Segment Start: DATASET ENTRIES

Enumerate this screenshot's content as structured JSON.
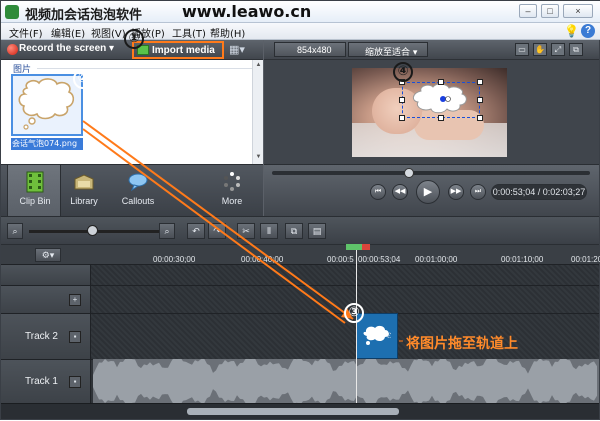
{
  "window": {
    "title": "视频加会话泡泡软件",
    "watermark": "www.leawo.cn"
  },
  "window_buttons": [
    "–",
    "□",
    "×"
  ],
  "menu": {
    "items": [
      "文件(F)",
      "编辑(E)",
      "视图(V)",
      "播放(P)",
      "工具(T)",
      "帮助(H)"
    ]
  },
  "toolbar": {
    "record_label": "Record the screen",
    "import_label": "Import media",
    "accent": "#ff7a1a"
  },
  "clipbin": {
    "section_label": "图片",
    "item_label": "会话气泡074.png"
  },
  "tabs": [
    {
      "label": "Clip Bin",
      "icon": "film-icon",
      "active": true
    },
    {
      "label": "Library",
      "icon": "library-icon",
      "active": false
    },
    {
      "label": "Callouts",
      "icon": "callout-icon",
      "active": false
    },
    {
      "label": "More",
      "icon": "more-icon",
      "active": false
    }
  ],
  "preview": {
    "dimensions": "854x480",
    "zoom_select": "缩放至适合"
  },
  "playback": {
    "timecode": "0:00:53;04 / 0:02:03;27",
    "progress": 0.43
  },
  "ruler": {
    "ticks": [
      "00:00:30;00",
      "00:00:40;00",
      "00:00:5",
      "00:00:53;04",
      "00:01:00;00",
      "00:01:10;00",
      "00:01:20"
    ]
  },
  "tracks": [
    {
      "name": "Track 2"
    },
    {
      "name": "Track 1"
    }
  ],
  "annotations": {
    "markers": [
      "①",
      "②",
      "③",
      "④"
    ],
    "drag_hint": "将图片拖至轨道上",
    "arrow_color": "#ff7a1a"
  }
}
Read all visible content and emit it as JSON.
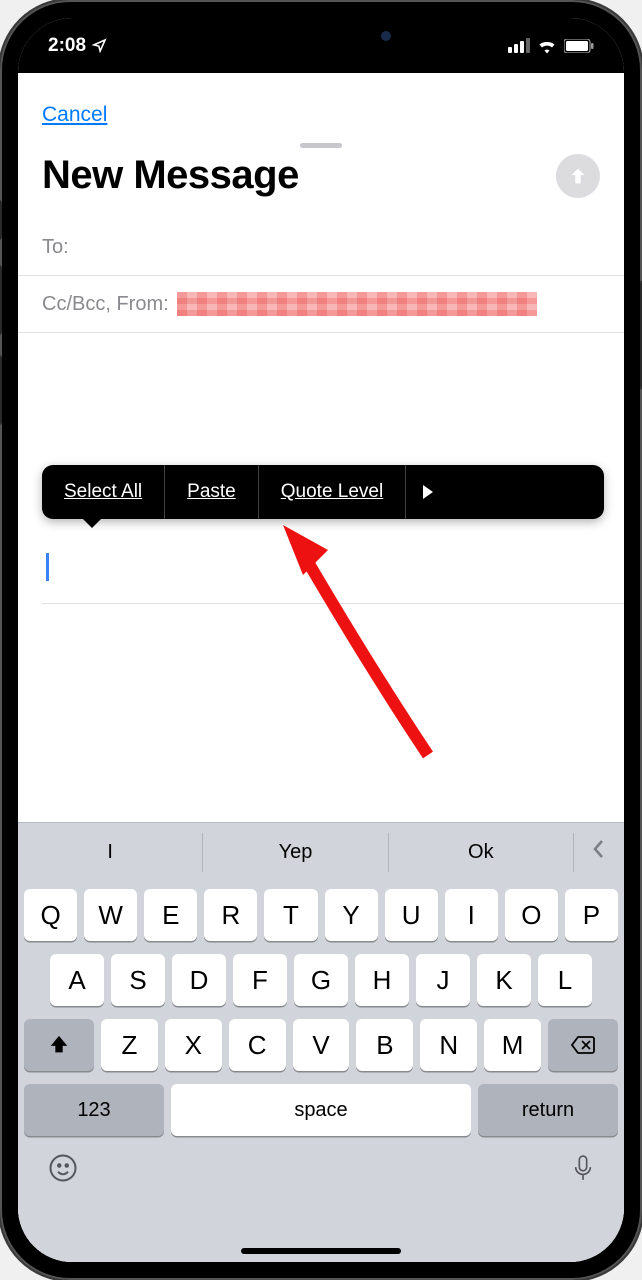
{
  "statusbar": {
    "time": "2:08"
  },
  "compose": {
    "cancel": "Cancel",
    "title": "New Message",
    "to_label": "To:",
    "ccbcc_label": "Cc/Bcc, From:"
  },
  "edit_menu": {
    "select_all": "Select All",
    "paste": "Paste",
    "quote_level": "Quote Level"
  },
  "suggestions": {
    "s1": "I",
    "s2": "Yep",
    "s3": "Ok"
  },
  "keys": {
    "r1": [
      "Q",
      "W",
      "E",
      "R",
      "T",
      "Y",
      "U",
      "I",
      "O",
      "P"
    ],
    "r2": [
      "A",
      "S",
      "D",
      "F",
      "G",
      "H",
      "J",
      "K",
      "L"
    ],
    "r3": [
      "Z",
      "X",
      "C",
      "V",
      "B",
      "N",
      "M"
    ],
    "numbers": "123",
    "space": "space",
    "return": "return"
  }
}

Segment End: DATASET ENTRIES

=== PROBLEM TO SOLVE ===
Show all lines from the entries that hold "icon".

=== SOLVED EXERCISE ===
      "icon": "film-icon",
      "icon": "library-icon",
      "icon": "callout-icon",
      "icon": "more-icon",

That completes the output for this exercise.